Twitter hold-outs are missing out on a wealth of news and discussion, writes Claire Cain Miller. A common reason given by those who have yet to try Twitter: “I have nothing to say.” The truth is, you don’t have to post a message to get the most out of Twitter.
At its best, the social medium is a perpetual, personalised news service about topics of your choosing – whether health-care reform, tech news or the latest episode of Gossip Girl – filtered and served to you by people who care a lot about what you care a lot about.
Even the most prolific users say Twitter has become more useful as a way to tap in to the discussions of the day than to broadcast their own thoughts. And once you get pulled in, you might find you have something to say after all.
Twitter’s co-founder, Biz Stone, suggests naysayers simply log on and search for a topic that interests them, whether it’s their favorite sporting team or a topic in the news. Within a minute, they understand the appeal, he says.
Twitter users write 50 million messages a day. For the hold-outs, here are a few ways to make Twitter work for you.
A custom news feed
By the time Bridget Baker, who works in public relations in Seattle, checks Google Reader while eating lunch at her desk, she has already read most of the articles in her feed because she saw them on Twitter.
In the year since she joined, she has written only 17 posts. “I tend to be a pretty private person and I don’t feel I have anything that needs to be said,” she says. Yet she opens Twitter first thing each morning and follows friends, bloggers and thought leaders who post about politics, religion, fashion and food.
People with shared interests become your editor and Twitter becomes an alternative RSS feed. Find those people by searching Twitter directories, like WeFollow or Just Tweet It and by following people whom others repeat or mention.
One-fifth of posts and 57 per cent of repeat messages contain a link, proving that this is an increasingly popular way to spread news, says Dan Zarrella, a social media scientist who works at a software company called HubSpot. A quick scan reveals the news of the moment as the most important stories of the day bubble up and are reposted.
Check your lists
Twitter is such a fast-moving stream that you may not want to follow everyone who posts about your interests. That’s one reason Twitter invented Lists, which anyone can create.
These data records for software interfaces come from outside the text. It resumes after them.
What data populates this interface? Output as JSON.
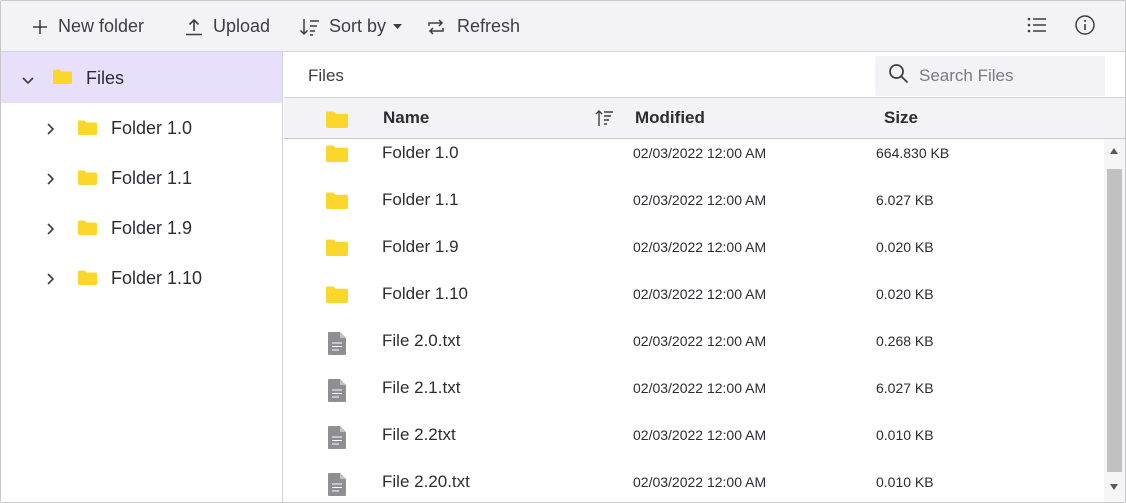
{
  "toolbar": {
    "new_folder_label": "New folder",
    "upload_label": "Upload",
    "sort_by_label": "Sort by",
    "refresh_label": "Refresh"
  },
  "tree": {
    "root_label": "Files",
    "items": [
      {
        "label": "Folder 1.0"
      },
      {
        "label": "Folder 1.1"
      },
      {
        "label": "Folder 1.9"
      },
      {
        "label": "Folder 1.10"
      }
    ]
  },
  "address": {
    "path_label": "Files"
  },
  "search": {
    "placeholder": "Search Files",
    "value": ""
  },
  "grid": {
    "columns": {
      "name": "Name",
      "modified": "Modified",
      "size": "Size"
    },
    "rows": [
      {
        "type": "folder",
        "name": "Folder 1.0",
        "modified": "02/03/2022 12:00 AM",
        "size": "664.830 KB"
      },
      {
        "type": "folder",
        "name": "Folder 1.1",
        "modified": "02/03/2022 12:00 AM",
        "size": "6.027 KB"
      },
      {
        "type": "folder",
        "name": "Folder 1.9",
        "modified": "02/03/2022 12:00 AM",
        "size": "0.020 KB"
      },
      {
        "type": "folder",
        "name": "Folder 1.10",
        "modified": "02/03/2022 12:00 AM",
        "size": "0.020 KB"
      },
      {
        "type": "file",
        "name": "File 2.0.txt",
        "modified": "02/03/2022 12:00 AM",
        "size": "0.268 KB"
      },
      {
        "type": "file",
        "name": "File 2.1.txt",
        "modified": "02/03/2022 12:00 AM",
        "size": "6.027 KB"
      },
      {
        "type": "file",
        "name": "File 2.2txt",
        "modified": "02/03/2022 12:00 AM",
        "size": "0.010 KB"
      },
      {
        "type": "file",
        "name": "File 2.20.txt",
        "modified": "02/03/2022 12:00 AM",
        "size": "0.010 KB"
      }
    ]
  },
  "colors": {
    "accent_selected": "#e8e0fb",
    "toolbar_bg": "#f3f2f7",
    "folder_yellow": "#fcd72b",
    "file_gray": "#8e8e93"
  },
  "icons": {
    "toolbar": [
      "plus-icon",
      "upload-icon",
      "sort-icon",
      "chevron-down-icon",
      "refresh-icon",
      "list-view-icon",
      "info-icon"
    ],
    "tree": [
      "chevron-down-icon",
      "chevron-right-icon",
      "folder-icon"
    ],
    "search": "search-icon",
    "grid": [
      "folder-icon",
      "file-icon",
      "sort-ascending-icon"
    ]
  }
}
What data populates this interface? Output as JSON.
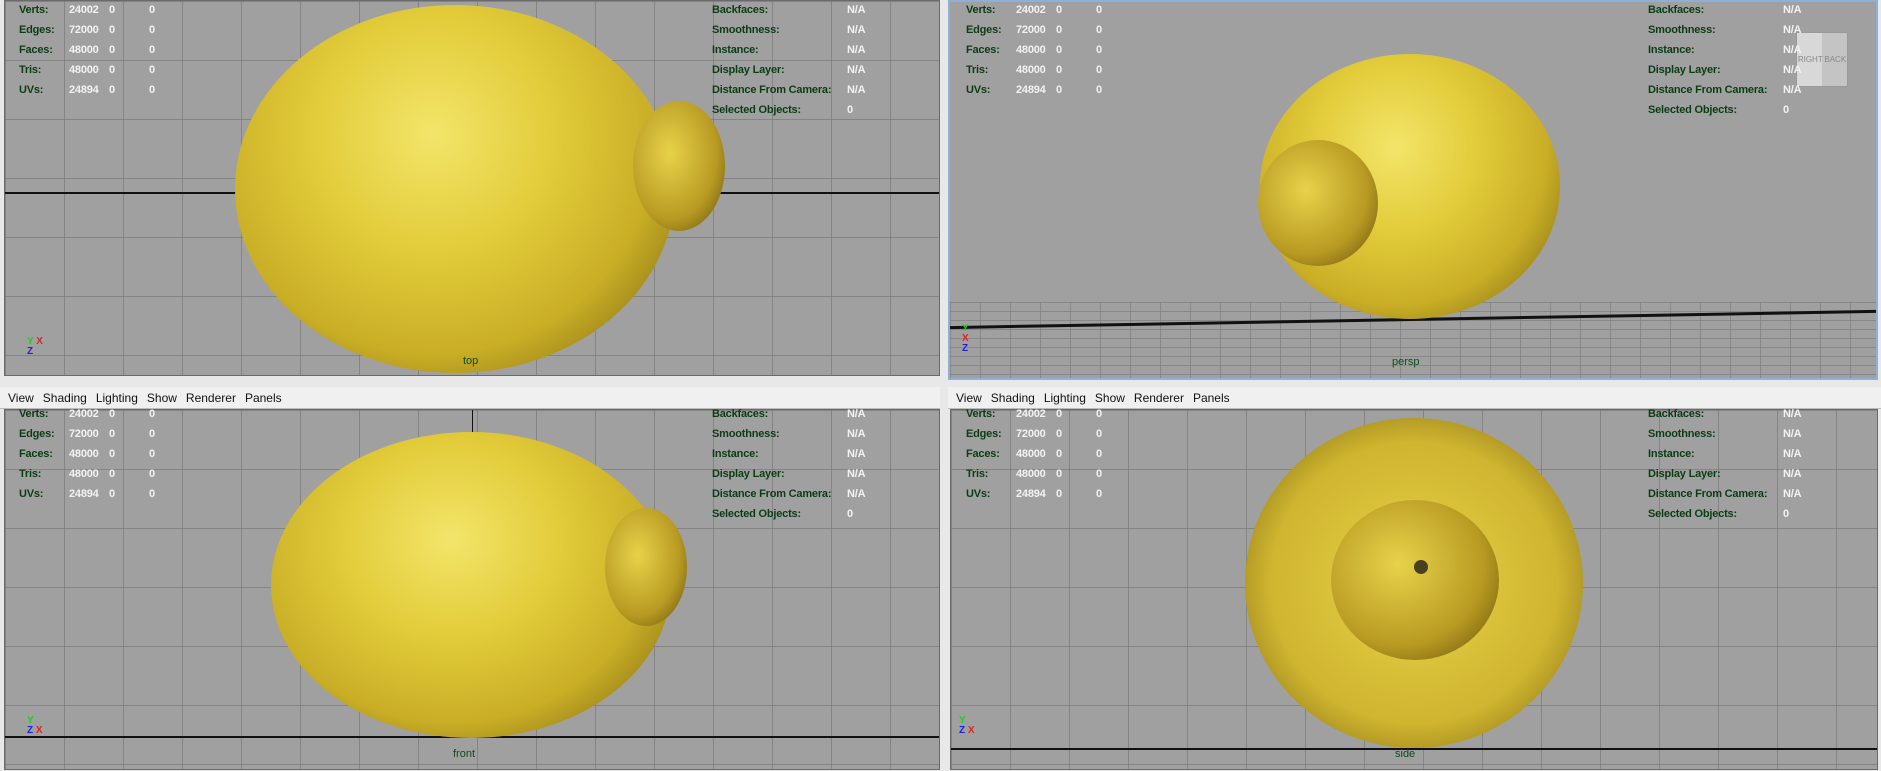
{
  "menu": [
    "View",
    "Shading",
    "Lighting",
    "Show",
    "Renderer",
    "Panels"
  ],
  "stats_left": [
    {
      "label": "Verts:",
      "v": [
        "24002",
        "0",
        "0"
      ]
    },
    {
      "label": "Edges:",
      "v": [
        "72000",
        "0",
        "0"
      ]
    },
    {
      "label": "Faces:",
      "v": [
        "48000",
        "0",
        "0"
      ]
    },
    {
      "label": "Tris:",
      "v": [
        "48000",
        "0",
        "0"
      ]
    },
    {
      "label": "UVs:",
      "v": [
        "24894",
        "0",
        "0"
      ]
    }
  ],
  "stats_right": [
    {
      "label": "Backfaces:",
      "v": "N/A"
    },
    {
      "label": "Smoothness:",
      "v": "N/A"
    },
    {
      "label": "Instance:",
      "v": "N/A"
    },
    {
      "label": "Display Layer:",
      "v": "N/A"
    },
    {
      "label": "Distance From Camera:",
      "v": "N/A"
    },
    {
      "label": "Selected Objects:",
      "v": "0"
    }
  ],
  "panels": {
    "top": "top",
    "persp": "persp",
    "front": "front",
    "side": "side"
  },
  "viewcube": {
    "face1": "RIGHT",
    "face2": "BACK"
  },
  "axes": {
    "x": "X",
    "y": "Y",
    "z": "Z"
  },
  "colors": {
    "viewport": "#a0a0a0",
    "label_green": "#0b3d14",
    "lemon": "#e2cc3a"
  }
}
Someone could separate celebrity users or tech pundits, for example, so they get an unadulterated stream of news on only the topic they want at that moment.
If you don’t know who the best users are on a favorite topic, look for Lists on sites such as Listorious or by checking profiles.
Virtually attend a conference
Most conferences these days have a Twitter hashtag. At the exclusive TED conference in Long Beach, California, in February, for example, attendees added #TED to the end of their posts.
By searching #TED on Twitter, people could read the latest updates (and skip the $6000 attendance fee). People wrote quotes from the speakers, like this one: “‘If I had only one wish for the next 50 years, it’d be to invent the thing that halves the cost of CO2’ – Bill Gates #TED.”
What’s around you right now
Twitter is working on ways to deliver news nearby, like alerts about an earthquake or the closing of a bridge, Stone says.
Twitter’s list of trending topics can now be searched by city. Some Twitter apps, such as Tweetie and TwitterLocal, let you search posts near you. Check the website Happn.in to see the most discussed topics in your area.
You can use Twitter to ask questions when you don’t know whom to ask, such as where to eat dinner in a new city, for example, or how to extend your iPhone’s battery life, and you are sure to get answers.
Some people are even using Twitter for more urgent questions. A medical student at the University of Debrecen in Hungary, Bertalan Mesko, wrote a post about a patient with mysterious symptoms: “Strange case today in internal medicine rotation. 16 years old boy with acute pancreatitis (for the 6th! time). Any ideas?”
Within hours, specialists worldwide had responded. One of the suggestions helped the doctors with a diagnosis.
“It would have been impossible to find that specialist through e-mail, because we had no idea who to contact,” Mesko says.